[Interface dataset entries]
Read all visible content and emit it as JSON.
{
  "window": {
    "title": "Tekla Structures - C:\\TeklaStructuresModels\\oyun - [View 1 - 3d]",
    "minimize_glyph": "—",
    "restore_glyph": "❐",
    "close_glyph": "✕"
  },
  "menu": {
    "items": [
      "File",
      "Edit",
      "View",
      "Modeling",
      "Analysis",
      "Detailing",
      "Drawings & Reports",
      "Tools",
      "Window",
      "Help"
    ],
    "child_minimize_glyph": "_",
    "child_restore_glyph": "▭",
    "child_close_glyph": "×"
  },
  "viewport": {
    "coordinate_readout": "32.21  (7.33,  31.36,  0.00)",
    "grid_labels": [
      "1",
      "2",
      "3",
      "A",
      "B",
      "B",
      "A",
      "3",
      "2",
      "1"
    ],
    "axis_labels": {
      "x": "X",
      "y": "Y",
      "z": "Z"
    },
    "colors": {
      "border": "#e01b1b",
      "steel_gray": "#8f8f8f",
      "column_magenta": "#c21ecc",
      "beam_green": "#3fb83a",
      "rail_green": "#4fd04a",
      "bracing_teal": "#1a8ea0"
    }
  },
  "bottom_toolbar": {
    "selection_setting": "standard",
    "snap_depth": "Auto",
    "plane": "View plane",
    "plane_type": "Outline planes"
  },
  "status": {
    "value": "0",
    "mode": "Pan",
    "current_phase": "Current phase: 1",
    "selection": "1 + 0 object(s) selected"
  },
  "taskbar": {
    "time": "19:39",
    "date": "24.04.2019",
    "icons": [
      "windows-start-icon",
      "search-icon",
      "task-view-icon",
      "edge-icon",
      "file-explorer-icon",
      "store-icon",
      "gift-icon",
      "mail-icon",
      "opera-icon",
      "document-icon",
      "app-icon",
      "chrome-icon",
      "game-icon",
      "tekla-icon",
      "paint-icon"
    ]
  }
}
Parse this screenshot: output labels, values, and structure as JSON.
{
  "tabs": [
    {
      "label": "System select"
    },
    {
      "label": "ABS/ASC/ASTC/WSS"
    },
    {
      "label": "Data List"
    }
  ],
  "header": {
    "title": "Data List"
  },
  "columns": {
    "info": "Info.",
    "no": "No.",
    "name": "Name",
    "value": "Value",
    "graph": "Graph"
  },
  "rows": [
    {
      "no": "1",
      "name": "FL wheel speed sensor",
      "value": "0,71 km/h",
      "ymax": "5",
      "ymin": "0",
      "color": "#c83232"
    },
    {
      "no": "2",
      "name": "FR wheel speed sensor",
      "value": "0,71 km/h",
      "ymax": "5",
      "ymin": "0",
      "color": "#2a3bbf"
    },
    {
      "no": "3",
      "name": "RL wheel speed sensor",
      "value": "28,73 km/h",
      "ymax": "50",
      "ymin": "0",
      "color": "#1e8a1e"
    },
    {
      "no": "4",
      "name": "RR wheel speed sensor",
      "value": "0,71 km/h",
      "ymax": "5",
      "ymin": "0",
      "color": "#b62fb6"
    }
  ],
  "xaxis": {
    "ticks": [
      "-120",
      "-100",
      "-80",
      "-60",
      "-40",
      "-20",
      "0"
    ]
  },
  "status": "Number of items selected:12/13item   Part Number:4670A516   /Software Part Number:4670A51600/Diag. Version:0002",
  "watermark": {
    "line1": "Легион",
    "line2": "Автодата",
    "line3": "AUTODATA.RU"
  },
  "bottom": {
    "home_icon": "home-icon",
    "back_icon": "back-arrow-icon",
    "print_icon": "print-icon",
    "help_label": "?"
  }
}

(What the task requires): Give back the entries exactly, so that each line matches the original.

(The answer):
Read all visible content and emit it as JSON.
{
  "window": {
    "title": "Tekla Structures - C:\\TeklaStructuresModels\\oyun - [View 1 - 3d]",
    "minimize_glyph": "—",
    "restore_glyph": "❐",
    "close_glyph": "✕"
  },
  "menu": {
    "items": [
      "File",
      "Edit",
      "View",
      "Modeling",
      "Analysis",
      "Detailing",
      "Drawings & Reports",
      "Tools",
      "Window",
      "Help"
    ],
    "child_minimize_glyph": "_",
    "child_restore_glyph": "▭",
    "child_close_glyph": "×"
  },
  "viewport": {
    "coordinate_readout": "32.21  (7.33,  31.36,  0.00)",
    "grid_labels": [
      "1",
      "2",
      "3",
      "A",
      "B",
      "B",
      "A",
      "3",
      "2",
      "1"
    ],
    "axis_labels": {
      "x": "X",
      "y": "Y",
      "z": "Z"
    },
    "colors": {
      "border": "#e01b1b",
      "steel_gray": "#8f8f8f",
      "column_magenta": "#c21ecc",
      "beam_green": "#3fb83a",
      "rail_green": "#4fd04a",
      "bracing_teal": "#1a8ea0"
    }
  },
  "bottom_toolbar": {
    "selection_setting": "standard",
    "snap_depth": "Auto",
    "plane": "View plane",
    "plane_type": "Outline planes"
  },
  "status": {
    "value": "0",
    "mode": "Pan",
    "current_phase": "Current phase: 1",
    "selection": "1 + 0 object(s) selected"
  },
  "taskbar": {
    "time": "19:39",
    "date": "24.04.2019",
    "icons": [
      "windows-start-icon",
      "search-icon",
      "task-view-icon",
      "edge-icon",
      "file-explorer-icon",
      "store-icon",
      "gift-icon",
      "mail-icon",
      "opera-icon",
      "document-icon",
      "app-icon",
      "chrome-icon",
      "game-icon",
      "tekla-icon",
      "paint-icon"
    ]
  }
}
Parse this screenshot: output labels, values, and structure as JSON.
{
  "tabs": [
    {
      "label": "System select"
    },
    {
      "label": "ABS/ASC/ASTC/WSS"
    },
    {
      "label": "Data List"
    }
  ],
  "header": {
    "title": "Data List"
  },
  "columns": {
    "info": "Info.",
    "no": "No.",
    "name": "Name",
    "value": "Value",
    "graph": "Graph"
  },
  "rows": [
    {
      "no": "1",
      "name": "FL wheel speed sensor",
      "value": "0,71 km/h",
      "ymax": "5",
      "ymin": "0",
      "color": "#c83232"
    },
    {
      "no": "2",
      "name": "FR wheel speed sensor",
      "value": "0,71 km/h",
      "ymax": "5",
      "ymin": "0",
      "color": "#2a3bbf"
    },
    {
      "no": "3",
      "name": "RL wheel speed sensor",
      "value": "28,73 km/h",
      "ymax": "50",
      "ymin": "0",
      "color": "#1e8a1e"
    },
    {
      "no": "4",
      "name": "RR wheel speed sensor",
      "value": "0,71 km/h",
      "ymax": "5",
      "ymin": "0",
      "color": "#b62fb6"
    }
  ],
  "xaxis": {
    "ticks": [
      "-120",
      "-100",
      "-80",
      "-60",
      "-40",
      "-20",
      "0"
    ]
  },
  "status": "Number of items selected:12/13item   Part Number:4670A516   /Software Part Number:4670A51600/Diag. Version:0002",
  "watermark": {
    "line1": "Легион",
    "line2": "Автодата",
    "line3": "AUTODATA.RU"
  },
  "bottom": {
    "home_icon": "home-icon",
    "back_icon": "back-arrow-icon",
    "print_icon": "print-icon",
    "help_label": "?"
  }
}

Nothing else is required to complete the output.